I did not see any higher yields during the 2020 season with these one year old 5/16” drops versus the older 3/16” drops.
In a normal season, I usually see syrup yields of around .25 gpt with average sap sugar content of 1.1 to 1.2 for the season.
In 2019, this increased to .276 gpt and in 2020 to .33 gpt. Obviously, there are many factors that come into play with production and you can never duplicate the same conditions from one year to any other year. 
The weather was somewhat better in 2019 and 2020 which also helps production. In 2020, the sugar was a little higher than the past three years which contributes to better numbers. 
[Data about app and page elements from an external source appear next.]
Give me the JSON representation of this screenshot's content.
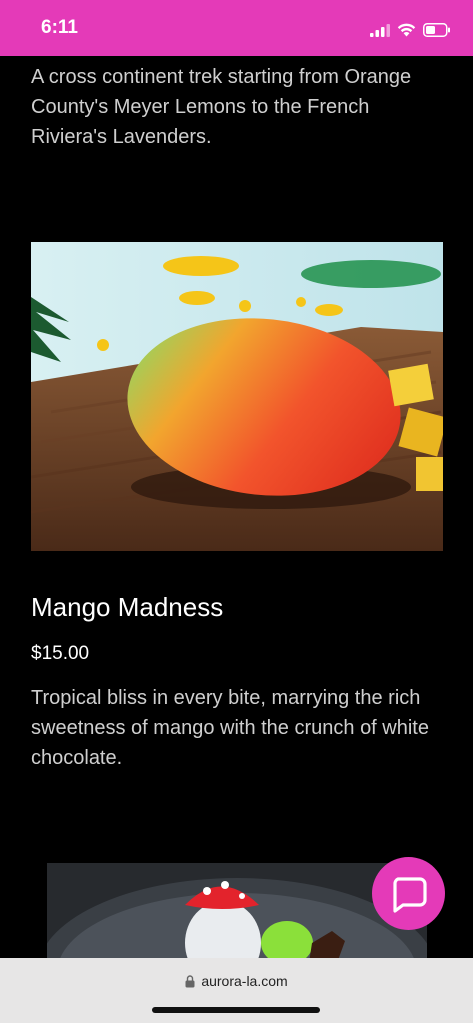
{
  "status_bar": {
    "time": "6:11",
    "background": "#e43ab8"
  },
  "intro": {
    "description": "A cross continent trek  starting   from Orange County's Meyer Lemons to the French Riviera's Lavenders."
  },
  "product": {
    "image_icon": "mango-dessert-image",
    "title": "Mango Madness",
    "price": "$15.00",
    "description": "Tropical bliss in every bite, marrying the rich sweetness of mango with the crunch of white chocolate."
  },
  "next_product": {
    "image_icon": "mushroom-dessert-image"
  },
  "chat": {
    "icon": "chat-bubble-icon",
    "color": "#e43ab8"
  },
  "browser": {
    "url": "aurora-la.com",
    "lock_icon": "lock-icon"
  }
}
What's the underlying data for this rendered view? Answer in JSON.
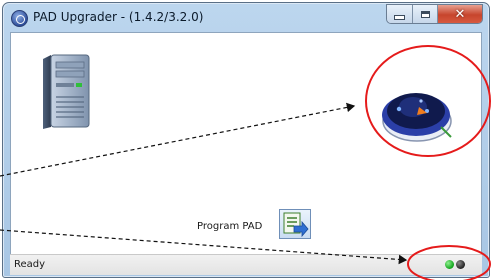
{
  "window": {
    "title": "PAD Upgrader - (1.4.2/3.2.0)",
    "close_glyph": "✕"
  },
  "main": {
    "program_label": "Program PAD"
  },
  "status": {
    "text": "Ready",
    "indicators": [
      "green",
      "dark"
    ]
  },
  "colors": {
    "highlight_circle": "#e51b1b",
    "status_green": "#0fa31a",
    "status_dark": "#222222"
  },
  "icons": [
    "app-icon",
    "computer-tower-icon",
    "aed-device-icon",
    "program-pad-icon"
  ]
}
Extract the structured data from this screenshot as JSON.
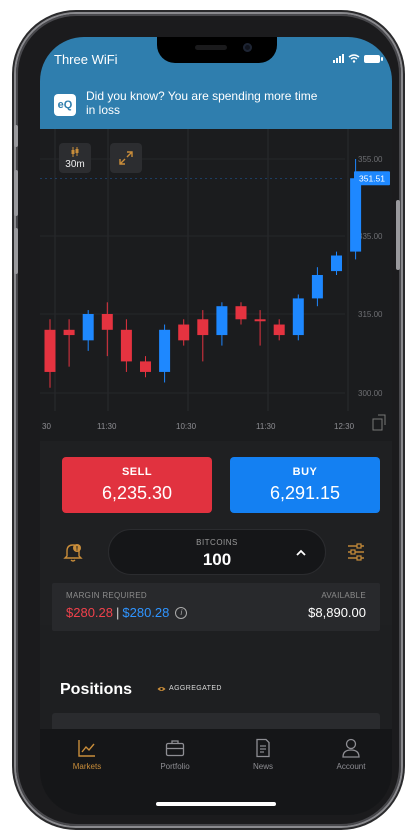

You are welcome to draw your own conclusion from all the information I have presented, but I will give you a good illustration to further reinforce everything.
In January 2018, I had a customer that installed approximately 700 taps on 3/16”. They did not tap until nearly half way through the 2018 season and still made over 1/3 gpt.
In 2019, they installed approximately 300 more taps prior to and during the first part of the 2019 season. 
During the season, he called me in distress because he was getting more sap out of the new tubing on 300 taps versus the one year old tubing that had 700 taps. I questioned him if he had been to the woods to check for leaks and he said he did not have time. 
A couple of weeks later he called again, really upset that he was not getting much sap out of the 1 year old tubing system even with new spouts. We talked in detail and he finally admitted he did not pull the spouts out from the prior season until the start of the current season. 
I explained to him that he probably had a lot of leaks and likely a lot of plugged lines. He agreed to go check out his lines even though the season was winding down. He informed me a couple of days later that he had found quite a bit of damage and a lot of plugged lines. 
After fixing the problems and the plugged lines, his sap flow increased dramatically and he pulled all of his taps and flushed his laterals shortly after the season ended in 2019 and he only made .23 gpt. 
During the 2020 season, he made nearly .5 gpt without adding any new taps on two and three year old tubing even though nearly everyone reported higher sap flows in 2019 than in 2020. 
The only difference, he pulled his spouts out quickly and flushed the lines.
No drops were changed, just new polycarbonate spouts were replaced.
While 3/16” tubing is not for everyone and there are still things we continue to learn, I think sanitation/cleanliness and going the extra mile is extremely important to maximize yields.
Once season ends, most are not eagerly anticipating pulling taps. The additional time and labor of flushing lines and going back a second time to cap off the taps adds up. 
I would rather spend some extra time after season when things have slowed down to increase production. I know this all refers to 100% natural vacuum and I am certain that a hybrid system will produce even more sap. 
Nearly all of my taps are remote and 100% of the sap is hauled and none of it runs to the sugarhouse.
Up until the 2019 season, every drop was flushed with permeate or distilled water except in 2015 when vinegar and water was used. It is more labor to flush every drop as they are pulled versus flushing the top tap on each 3/16” lateral line. 
Discussions that I have had with Tim Wilmot the last three years, we agree that good sanitation and cleaning of 3/16” tubing may be the key in preventing the loss in production. 
Unfortunately, due to his retirement, Tim Wilmot did not have the opportunity to do any research or testing on cleaning and sanitation. The tubing seemed to be the cleanest this year with the additional time to air dry and I plan to continue that in the future. 
I also think good slope is very important on natural vacuum on 3/16” and not as important with a hybrid system. 
Like any good vacuum system, maintenance and fixing leaks is huge in a good 3/16” system. As we start to make plans for the 2021 season and look towards summer, do not forget the old saying: “An ounce of prevention is worth a pound of cure!”